#### [TRY IT]
The records below should be copied in full, exactly as shown.

--------------------------------------------------

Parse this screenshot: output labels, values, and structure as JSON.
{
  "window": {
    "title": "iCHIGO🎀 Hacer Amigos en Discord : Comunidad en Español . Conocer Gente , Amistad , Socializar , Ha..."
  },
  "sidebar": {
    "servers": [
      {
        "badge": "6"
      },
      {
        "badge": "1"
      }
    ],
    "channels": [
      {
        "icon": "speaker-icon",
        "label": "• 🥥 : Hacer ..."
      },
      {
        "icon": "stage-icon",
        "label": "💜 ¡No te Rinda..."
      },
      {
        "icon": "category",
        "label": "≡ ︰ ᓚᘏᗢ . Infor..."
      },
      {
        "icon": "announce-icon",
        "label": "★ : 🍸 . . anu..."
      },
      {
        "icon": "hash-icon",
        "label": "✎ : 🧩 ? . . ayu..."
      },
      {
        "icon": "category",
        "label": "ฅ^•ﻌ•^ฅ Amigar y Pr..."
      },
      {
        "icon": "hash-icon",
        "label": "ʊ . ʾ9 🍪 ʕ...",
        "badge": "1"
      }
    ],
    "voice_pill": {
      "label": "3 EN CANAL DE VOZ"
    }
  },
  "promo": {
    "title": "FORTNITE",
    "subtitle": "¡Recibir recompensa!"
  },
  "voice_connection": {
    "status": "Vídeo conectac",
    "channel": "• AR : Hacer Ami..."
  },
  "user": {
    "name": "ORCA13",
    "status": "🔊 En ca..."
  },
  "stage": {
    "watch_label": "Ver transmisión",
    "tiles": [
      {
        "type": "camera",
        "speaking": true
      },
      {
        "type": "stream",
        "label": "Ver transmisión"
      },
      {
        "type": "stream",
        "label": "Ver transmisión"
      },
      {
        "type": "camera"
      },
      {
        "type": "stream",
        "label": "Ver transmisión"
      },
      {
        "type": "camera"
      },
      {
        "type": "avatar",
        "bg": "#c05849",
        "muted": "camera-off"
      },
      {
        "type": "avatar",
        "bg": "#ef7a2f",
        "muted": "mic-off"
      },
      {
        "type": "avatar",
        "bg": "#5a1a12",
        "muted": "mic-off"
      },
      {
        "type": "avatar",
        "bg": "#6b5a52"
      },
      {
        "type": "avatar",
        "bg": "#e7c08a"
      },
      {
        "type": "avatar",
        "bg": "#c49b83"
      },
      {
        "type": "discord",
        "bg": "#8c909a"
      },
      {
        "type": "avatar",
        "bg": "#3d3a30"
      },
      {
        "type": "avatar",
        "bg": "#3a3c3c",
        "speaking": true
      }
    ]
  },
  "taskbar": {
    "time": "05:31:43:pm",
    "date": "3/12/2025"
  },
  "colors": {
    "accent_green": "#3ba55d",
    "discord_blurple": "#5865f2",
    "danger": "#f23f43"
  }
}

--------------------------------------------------

#### [FINAL ANSWER]
Parse this screenshot: output labels, values, and structure as JSON.
{
  "window": {
    "title": "iCHIGO🎀 Hacer Amigos en Discord : Comunidad en Español . Conocer Gente , Amistad , Socializar , Ha..."
  },
  "sidebar": {
    "servers": [
      {
        "badge": "6"
      },
      {
        "badge": "1"
      }
    ],
    "channels": [
      {
        "icon": "speaker-icon",
        "label": "• 🥥 : Hacer ..."
      },
      {
        "icon": "stage-icon",
        "label": "💜 ¡No te Rinda..."
      },
      {
        "icon": "category",
        "label": "≡ ︰ ᓚᘏᗢ . Infor..."
      },
      {
        "icon": "announce-icon",
        "label": "★ : 🍸 . . anu..."
      },
      {
        "icon": "hash-icon",
        "label": "✎ : 🧩 ? . . ayu..."
      },
      {
        "icon": "category",
        "label": "ฅ^•ﻌ•^ฅ Amigar y Pr..."
      },
      {
        "icon": "hash-icon",
        "label": "ʊ . ʾ9 🍪 ʕ...",
        "badge": "1"
      }
    ],
    "voice_pill": {
      "label": "3 EN CANAL DE VOZ"
    }
  },
  "promo": {
    "title": "FORTNITE",
    "subtitle": "¡Recibir recompensa!"
  },
  "voice_connection": {
    "status": "Vídeo conectac",
    "channel": "• AR : Hacer Ami..."
  },
  "user": {
    "name": "ORCA13",
    "status": "🔊 En ca..."
  },
  "stage": {
    "watch_label": "Ver transmisión",
    "tiles": [
      {
        "type": "camera",
        "speaking": true
      },
      {
        "type": "stream",
        "label": "Ver transmisión"
      },
      {
        "type": "stream",
        "label": "Ver transmisión"
      },
      {
        "type": "camera"
      },
      {
        "type": "stream",
        "label": "Ver transmisión"
      },
      {
        "type": "camera"
      },
      {
        "type": "avatar",
        "bg": "#c05849",
        "muted": "camera-off"
      },
      {
        "type": "avatar",
        "bg": "#ef7a2f",
        "muted": "mic-off"
      },
      {
        "type": "avatar",
        "bg": "#5a1a12",
        "muted": "mic-off"
      },
      {
        "type": "avatar",
        "bg": "#6b5a52"
      },
      {
        "type": "avatar",
        "bg": "#e7c08a"
      },
      {
        "type": "avatar",
        "bg": "#c49b83"
      },
      {
        "type": "discord",
        "bg": "#8c909a"
      },
      {
        "type": "avatar",
        "bg": "#3d3a30"
      },
      {
        "type": "avatar",
        "bg": "#3a3c3c",
        "speaking": true
      }
    ]
  },
  "taskbar": {
    "time": "05:31:43:pm",
    "date": "3/12/2025"
  },
  "colors": {
    "accent_green": "#3ba55d",
    "discord_blurple": "#5865f2",
    "danger": "#f23f43"
  }
}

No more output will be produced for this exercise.